Let’s talk about recovery. If you were to do a google search right now on how often you should work a muscle group, you’re going to get results which range from every 48 hours to only once per week!
This is bound to be incredibly confusing to a novice lifter who isn’t sure how often to train, or how to structure their weekly program. My goal here is to clear up some of this confusion and help readers optimise their time in the gym, and during recovery periods.
We break down our muscles when we work out. Muscle growth and strength gains are a result of the body’s attempt to adapt to a stimulus – in this case, the demand to become bigger and stronger in order to accommodate the new stress of a weighted barbell on your chest, back, or in your hands.
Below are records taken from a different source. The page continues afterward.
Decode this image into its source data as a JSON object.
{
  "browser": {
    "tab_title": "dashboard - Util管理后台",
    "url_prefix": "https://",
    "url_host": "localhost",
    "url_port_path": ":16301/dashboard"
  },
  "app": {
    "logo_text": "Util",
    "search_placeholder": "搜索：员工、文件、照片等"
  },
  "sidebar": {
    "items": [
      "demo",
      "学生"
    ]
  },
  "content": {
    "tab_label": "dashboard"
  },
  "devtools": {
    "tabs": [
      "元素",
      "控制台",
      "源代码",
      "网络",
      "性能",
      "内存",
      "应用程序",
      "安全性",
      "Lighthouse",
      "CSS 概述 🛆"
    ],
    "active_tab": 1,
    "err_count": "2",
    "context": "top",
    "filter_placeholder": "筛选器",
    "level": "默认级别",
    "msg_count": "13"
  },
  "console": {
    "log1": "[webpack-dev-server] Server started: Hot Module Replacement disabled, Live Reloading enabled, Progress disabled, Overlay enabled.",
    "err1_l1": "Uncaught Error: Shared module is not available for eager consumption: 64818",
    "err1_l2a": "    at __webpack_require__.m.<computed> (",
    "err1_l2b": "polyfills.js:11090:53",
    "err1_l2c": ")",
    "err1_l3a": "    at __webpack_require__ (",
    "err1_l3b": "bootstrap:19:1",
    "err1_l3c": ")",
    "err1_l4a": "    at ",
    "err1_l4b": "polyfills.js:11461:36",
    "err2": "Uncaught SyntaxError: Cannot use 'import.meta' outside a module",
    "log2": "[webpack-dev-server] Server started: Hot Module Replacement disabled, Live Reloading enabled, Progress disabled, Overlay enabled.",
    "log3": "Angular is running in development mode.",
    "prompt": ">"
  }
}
This break down means that recovery is key to achieving your goals in the gym. If you don’t allow enough recovery, you won’t get stronger and vice versa. It’s a balancing act, but one that can be optimized for best results. It’s important to know that being “hardcore” and trying to work out a muscle every day can reverse the anabolic process and cause more harm than good – So... don't do it.
Your recovery period will depend on the intensity of your workout, but let’s assume moderate intensity here – The response of muscle protein metabolism to moderate intensity exercise can last anywhere from 24-48 hours. This 24-48 hour window is where your nutrition and rest time is most important. The incremental gains you experience during this period will be largely dependent on what you do during this time. Make smart decisions!
So what does this mean for you? It means that you should absolutely not work a muscle at moderate or higher intensity more than once every 48 hours – But rejoice my bodybuilding bros! You can work the same muscle group more than once in the same week! In fact, almost every well-established program that I am aware of has trainees doing this. What you’ll notice though, is that most programs out there will have days of light intensity, and days of high intensity, alternating between one another. This is intentional.
Low-intensity exercise on rest days is great for stimulating blood flow to an area and facilitating recovery. My personal recommendation (and what I do myself) is to alternate between moderate-high intensity days and a day where you still burn some calories and get blood moving without causing a massive breakdown in muscle tissue. This will help to avoid overtraining as well as facilitate recovery. This is much more preferable than just sitting on your couch because “it’s a rest day”.
At a high level, a program which allows for proper recovery could look something like this:
Monday: High intensity Lower body, Medium intensity Upper Body
Tuesday: Low intensity cardio/chin ups
Wednesday: Medium intensity Lower Body, High intensity Upper Body
Thursday: HIIT Cardio/Pull-ups
Friday: Tear the gym down doing the most compound heavy lifts you can.
Weekend: Go for a brisk walk for about 30 minutes, get some blood moving, rest up. You’re doing this all over again next week!
This general set up will allow you to mostly recover from your workouts during the week so that you can still get a good workout 48 hours later – while also giving you the entire weekend to fully recuperate from the stress of your Friday workout. It’s certainly not the only way to do things, but it’s a great framework on how to work a muscle group multiple times per week while avoiding the dreaded state of Overtraining!
Joe Nagy is a strength training and bodybuilding enthusiast who has been lifting for most of his life. His content on Quora receives over a million views per month and he is available for further assistance through his Instagram at Joe.Lifts.Bro